__TASK DATA__.

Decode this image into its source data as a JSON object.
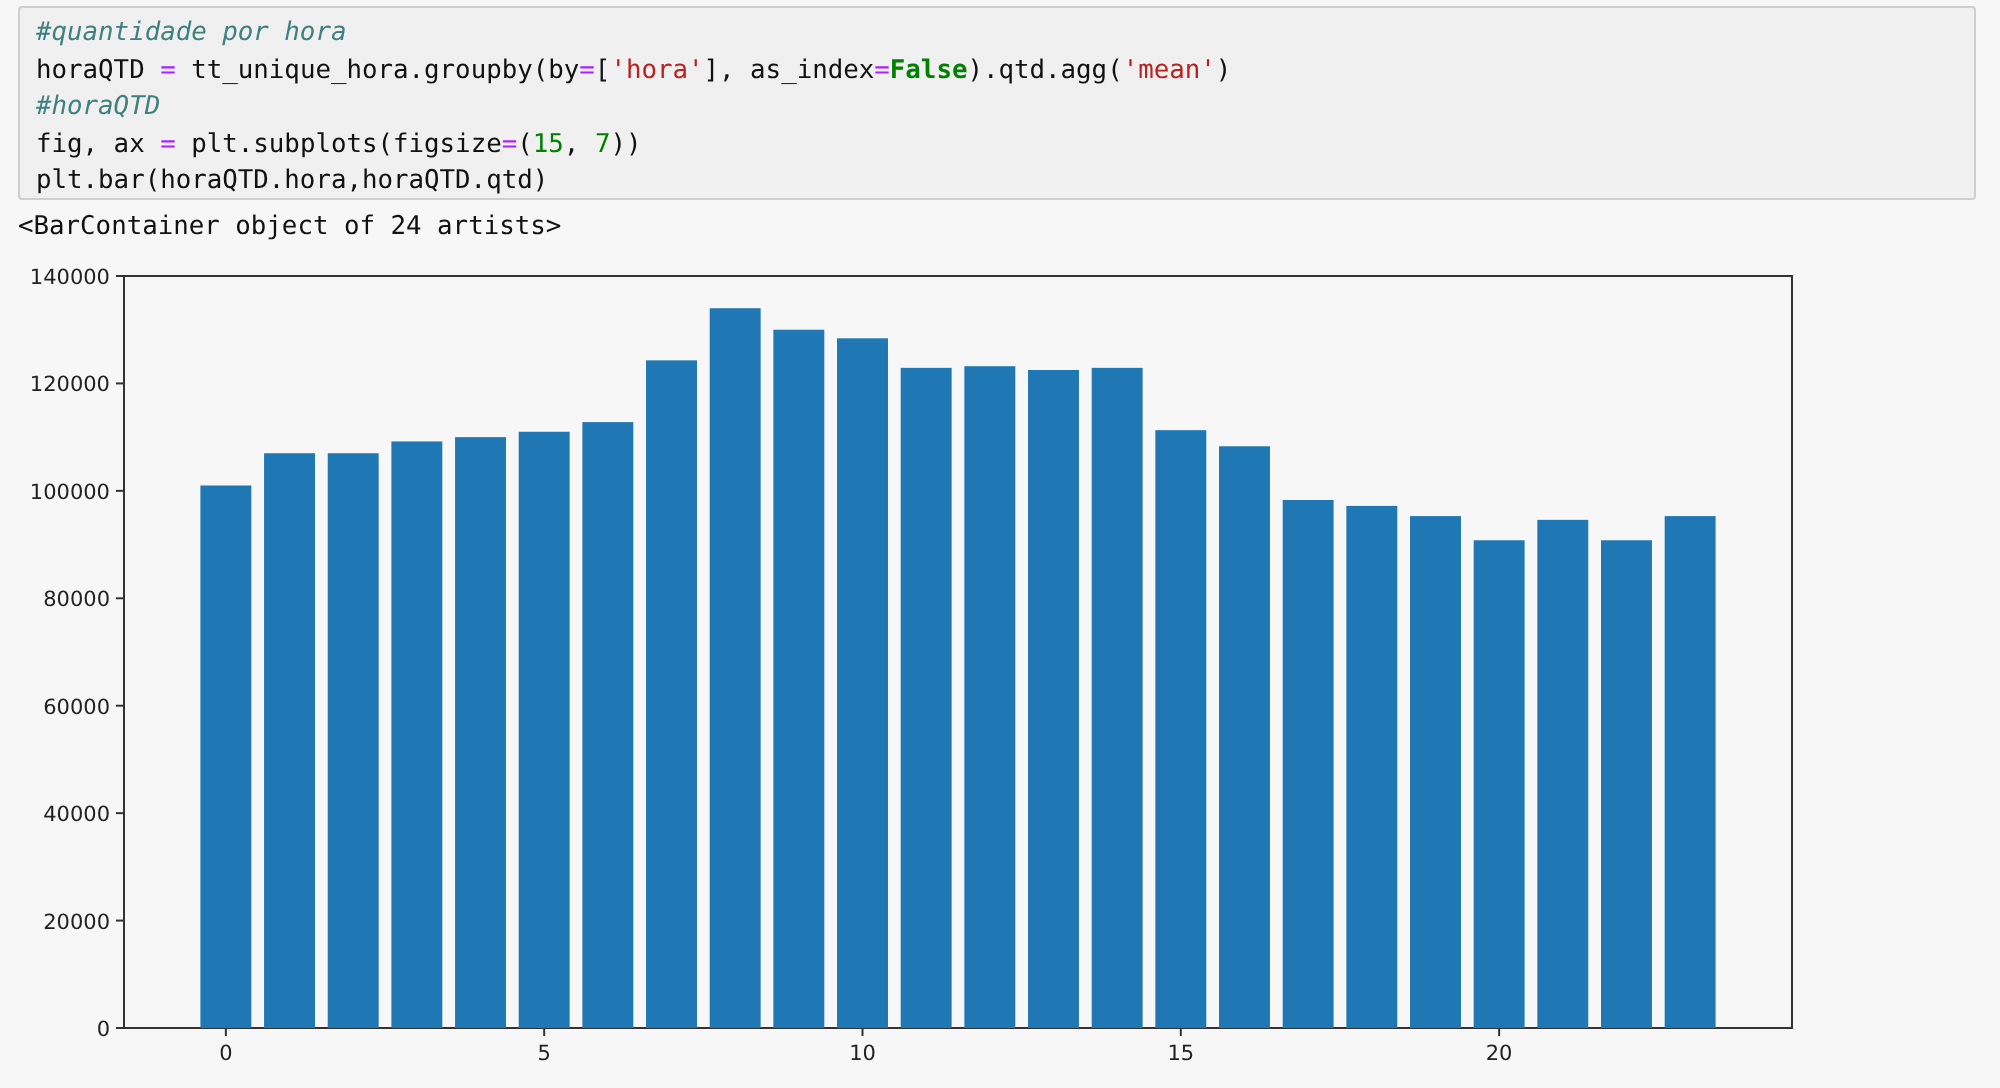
{
  "code_cell": {
    "lines": [
      [
        {
          "kind": "comment",
          "text": "#quantidade por hora"
        }
      ],
      [
        {
          "kind": "plain",
          "text": "horaQTD "
        },
        {
          "kind": "op",
          "text": "="
        },
        {
          "kind": "plain",
          "text": " tt_unique_hora.groupby(by"
        },
        {
          "kind": "op",
          "text": "="
        },
        {
          "kind": "plain",
          "text": "["
        },
        {
          "kind": "string",
          "text": "'hora'"
        },
        {
          "kind": "plain",
          "text": "], as_index"
        },
        {
          "kind": "op",
          "text": "="
        },
        {
          "kind": "keyword",
          "text": "False"
        },
        {
          "kind": "plain",
          "text": ").qtd.agg("
        },
        {
          "kind": "string",
          "text": "'mean'"
        },
        {
          "kind": "plain",
          "text": ")"
        }
      ],
      [
        {
          "kind": "comment",
          "text": "#horaQTD"
        }
      ],
      [
        {
          "kind": "plain",
          "text": "fig, ax "
        },
        {
          "kind": "op",
          "text": "="
        },
        {
          "kind": "plain",
          "text": " plt.subplots(figsize"
        },
        {
          "kind": "op",
          "text": "="
        },
        {
          "kind": "plain",
          "text": "("
        },
        {
          "kind": "number",
          "text": "15"
        },
        {
          "kind": "plain",
          "text": ", "
        },
        {
          "kind": "number",
          "text": "7"
        },
        {
          "kind": "plain",
          "text": "))"
        }
      ],
      [
        {
          "kind": "plain",
          "text": "plt.bar(horaQTD.hora,horaQTD.qtd)"
        }
      ]
    ]
  },
  "output": {
    "text": "<BarContainer object of 24 artists>",
    "chart_data": {
      "type": "bar",
      "x": [
        0,
        1,
        2,
        3,
        4,
        5,
        6,
        7,
        8,
        9,
        10,
        11,
        12,
        13,
        14,
        15,
        16,
        17,
        18,
        19,
        20,
        21,
        22,
        23
      ],
      "series": [
        {
          "color": "#1f77b4",
          "values": [
            101000,
            107000,
            107000,
            109200,
            110000,
            111000,
            112800,
            124300,
            134000,
            130000,
            128400,
            122900,
            123200,
            122500,
            122900,
            111300,
            108300,
            98300,
            97200,
            95300,
            90800,
            94600,
            90800,
            95300
          ]
        }
      ],
      "xlim": [
        -1.6,
        24.6
      ],
      "ylim": [
        0,
        140000
      ],
      "xticks": [
        0,
        5,
        10,
        15,
        20
      ],
      "yticks": [
        0,
        20000,
        40000,
        60000,
        80000,
        100000,
        120000,
        140000
      ]
    }
  }
}
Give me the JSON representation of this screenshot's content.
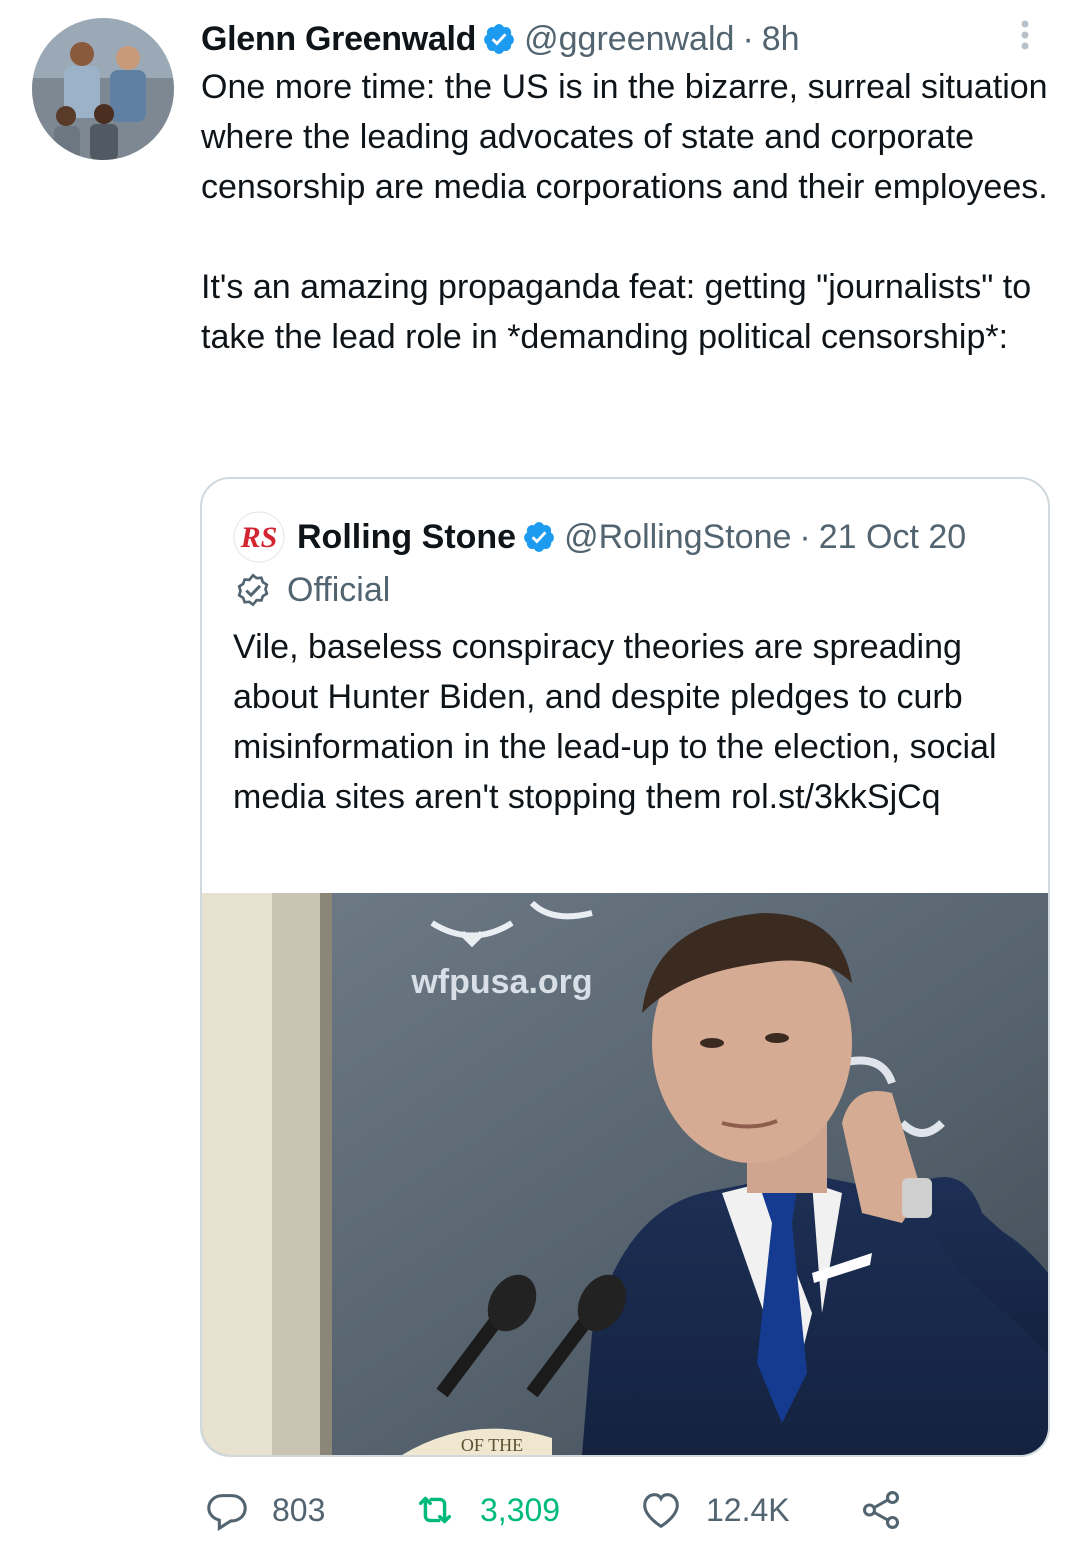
{
  "tweet": {
    "author": {
      "name": "Glenn Greenwald",
      "handle": "@ggreenwald",
      "separator": "·",
      "time": "8h",
      "avatar_icon": "profile-photo-avatar",
      "verified_icon": "verified-badge-icon"
    },
    "text": {
      "paragraph_1": "One more time: the US is in the bizarre, surreal situation where the leading advocates of state and corporate censorship are media corporations and their employees.",
      "paragraph_2": "It's an amazing propaganda feat: getting \"journalists\" to take the lead role in *demanding political censorship*:"
    },
    "more_icon": "more-options-icon"
  },
  "quoted_tweet": {
    "author": {
      "name": "Rolling Stone",
      "handle": "@RollingStone",
      "separator": "·",
      "time": "21 Oct 20",
      "logo_text": "RS",
      "logo_icon": "rolling-stone-logo"
    },
    "label": "Official",
    "label_icon": "official-badge-icon",
    "text": "Vile, baseless conspiracy theories are spreading about Hunter Biden, and despite pledges to curb misinformation in the lead-up to the election, social media sites aren't stopping them rol.st/3kkSjCq",
    "image": {
      "backdrop_text": "wfpusa.org",
      "podium_text": "OF THE"
    }
  },
  "actions": {
    "reply": {
      "icon": "reply-icon",
      "count": "803"
    },
    "retweet": {
      "icon": "retweet-icon",
      "count": "3,309"
    },
    "like": {
      "icon": "like-icon",
      "count": "12.4K"
    },
    "share": {
      "icon": "share-icon"
    }
  },
  "colors": {
    "text_primary": "#0f1419",
    "text_secondary": "#536471",
    "verified_blue": "#1d9bf0",
    "retweet_green": "#00ba7c",
    "border": "#cfd9de",
    "rs_red": "#d32531"
  }
}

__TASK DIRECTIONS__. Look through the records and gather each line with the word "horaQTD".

__EXERCISE RESPONSE__.
          "text": "horaQTD "
          "text": "#horaQTD"
          "text": "plt.bar(horaQTD.hora,horaQTD.qtd)"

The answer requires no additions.